The deadline, confirmed by several sources, that was imposed on Nebraska, Missouri, and even Colorado to commit to staying in the Big 12 has completely leaked out into the media.
The small, but meaningful, breaks in the comments of Big 12 school administrators and athletic officials is telling. Even various coaches confirm after meetings with their athletic directors that they are waiting on an answer from primarily Nebraska as to whether they are committed or not.
If the Huskers and any one of the other two schools are out and not 100 percent devoted to the conference then it is a virtual certainty that the league will split up and the six schools asked will end up heading west.

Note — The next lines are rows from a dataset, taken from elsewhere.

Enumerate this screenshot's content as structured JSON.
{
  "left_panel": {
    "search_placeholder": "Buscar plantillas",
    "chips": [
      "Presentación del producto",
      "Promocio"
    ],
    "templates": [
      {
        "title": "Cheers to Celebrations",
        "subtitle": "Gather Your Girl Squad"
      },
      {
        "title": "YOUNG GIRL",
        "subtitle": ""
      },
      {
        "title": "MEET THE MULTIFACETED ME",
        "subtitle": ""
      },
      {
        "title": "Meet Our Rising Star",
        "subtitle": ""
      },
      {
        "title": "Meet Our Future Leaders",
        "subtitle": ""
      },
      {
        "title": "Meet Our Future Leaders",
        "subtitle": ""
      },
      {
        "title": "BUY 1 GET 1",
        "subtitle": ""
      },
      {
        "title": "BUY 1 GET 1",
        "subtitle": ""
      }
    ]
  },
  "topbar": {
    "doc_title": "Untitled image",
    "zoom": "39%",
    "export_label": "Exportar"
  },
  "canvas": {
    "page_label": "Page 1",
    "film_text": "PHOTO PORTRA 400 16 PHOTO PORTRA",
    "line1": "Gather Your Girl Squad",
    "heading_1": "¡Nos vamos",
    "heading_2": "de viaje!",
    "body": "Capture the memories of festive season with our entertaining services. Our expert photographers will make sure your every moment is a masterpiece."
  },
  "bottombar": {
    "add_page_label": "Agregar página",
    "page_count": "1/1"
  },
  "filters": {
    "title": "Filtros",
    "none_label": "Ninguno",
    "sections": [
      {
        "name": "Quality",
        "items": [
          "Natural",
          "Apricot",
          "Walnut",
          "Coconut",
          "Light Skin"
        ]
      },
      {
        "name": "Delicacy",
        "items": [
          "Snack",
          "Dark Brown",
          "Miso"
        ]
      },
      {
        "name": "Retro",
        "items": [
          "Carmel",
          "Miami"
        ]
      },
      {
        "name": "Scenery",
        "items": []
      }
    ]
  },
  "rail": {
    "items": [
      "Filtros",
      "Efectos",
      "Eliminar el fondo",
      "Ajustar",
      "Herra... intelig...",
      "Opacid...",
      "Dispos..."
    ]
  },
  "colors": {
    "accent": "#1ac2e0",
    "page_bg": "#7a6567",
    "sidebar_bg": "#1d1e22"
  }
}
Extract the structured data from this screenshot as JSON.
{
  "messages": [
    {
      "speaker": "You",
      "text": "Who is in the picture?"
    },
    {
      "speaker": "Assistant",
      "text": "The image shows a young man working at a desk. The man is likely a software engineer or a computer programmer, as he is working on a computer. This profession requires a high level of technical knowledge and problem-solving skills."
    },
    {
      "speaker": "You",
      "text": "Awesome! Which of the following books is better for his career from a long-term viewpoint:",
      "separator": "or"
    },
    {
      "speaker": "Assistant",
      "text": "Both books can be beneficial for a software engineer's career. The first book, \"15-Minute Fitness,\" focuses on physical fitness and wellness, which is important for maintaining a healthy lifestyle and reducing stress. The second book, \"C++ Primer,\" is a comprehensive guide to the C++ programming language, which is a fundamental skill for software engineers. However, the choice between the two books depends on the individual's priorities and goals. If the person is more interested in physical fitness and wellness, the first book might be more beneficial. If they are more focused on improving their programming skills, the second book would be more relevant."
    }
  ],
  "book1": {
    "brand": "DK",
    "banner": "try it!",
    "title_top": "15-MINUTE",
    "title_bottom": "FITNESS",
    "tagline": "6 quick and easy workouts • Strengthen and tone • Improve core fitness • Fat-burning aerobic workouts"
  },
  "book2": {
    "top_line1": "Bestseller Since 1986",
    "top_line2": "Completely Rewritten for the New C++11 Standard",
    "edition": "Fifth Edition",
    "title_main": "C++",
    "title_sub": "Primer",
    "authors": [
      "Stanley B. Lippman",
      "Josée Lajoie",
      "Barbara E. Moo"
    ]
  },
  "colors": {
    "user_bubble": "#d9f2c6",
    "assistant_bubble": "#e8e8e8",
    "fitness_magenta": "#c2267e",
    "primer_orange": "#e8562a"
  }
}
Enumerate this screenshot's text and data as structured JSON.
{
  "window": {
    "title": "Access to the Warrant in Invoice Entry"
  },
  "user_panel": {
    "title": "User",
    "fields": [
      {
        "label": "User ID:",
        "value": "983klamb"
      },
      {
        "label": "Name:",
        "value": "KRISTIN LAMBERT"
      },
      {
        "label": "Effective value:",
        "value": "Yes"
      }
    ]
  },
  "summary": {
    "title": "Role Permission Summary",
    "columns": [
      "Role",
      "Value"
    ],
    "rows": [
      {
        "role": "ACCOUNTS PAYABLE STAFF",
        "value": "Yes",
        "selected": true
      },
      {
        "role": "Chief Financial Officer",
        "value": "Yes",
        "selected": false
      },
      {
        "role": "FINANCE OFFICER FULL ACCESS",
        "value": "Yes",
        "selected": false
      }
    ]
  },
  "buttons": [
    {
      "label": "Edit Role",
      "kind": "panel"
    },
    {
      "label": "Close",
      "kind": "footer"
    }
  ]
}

The most important answer will come from Nebraska as they are the key figure in keeping a 12-team or an 11-team Big 12 Conference together. There is also the issue of patience, which seemingly is running out and being forced out by quick action and an all-out breakout of intensity on the part of all involved.
One certain theme is that Texas athletic director DeLoss Dodds has surfaced as a strong leader within the conference athletic directors. That is not a surprise as Dodds was a founding father to the Big 12 and Texas holds a powerful position in the Big 12 and all of the college athletics landscape.
Several sources have reported and said that at the beginning of last week's Big 12 meetings in Kansas City that Dodds set Missouri and Nebraska and their wandering eyes along with the rest of the conference members straight on the role of Texas.
"Everybody stays ready," said Dodds. "Everybody figures out what's best for them and get options…
"We did not start this," he says. "If we need to finish it, we'll finish it."
"I keep going back to that comment from DeLoss," said Oklahoma State atheltic director Mike Holder. "Not many people get out in piublic and say something like that.
"When you hear him speak it is kind of like E.F. Hutton, when E.F. Hutton speaks, people listen. I think you need to pay attention to what he says because he tells it like it is and he chooses his words wisely," Holder said.
Holder stated again that Oklahoma State's first choice is for the Big 12 to survive and thrive, and that he and the University are committed to that aim. But he also added that because of Oklahoma State's own accomplishments and resources, combined with strong realtionships with powerhouse rivals Texas and Oklahoma, that he felt Oklahoma State would be in a good situation if the Big 12 did falter and other opportunities became necessary.
Our sources indicate that the deadline of Friday may be accurate but that an earlier deadline may also be in place to allow another window of discussion between the parties before the news all goes public on the stated deadline. In other words, don't look away because this whole scenario is moving very fast.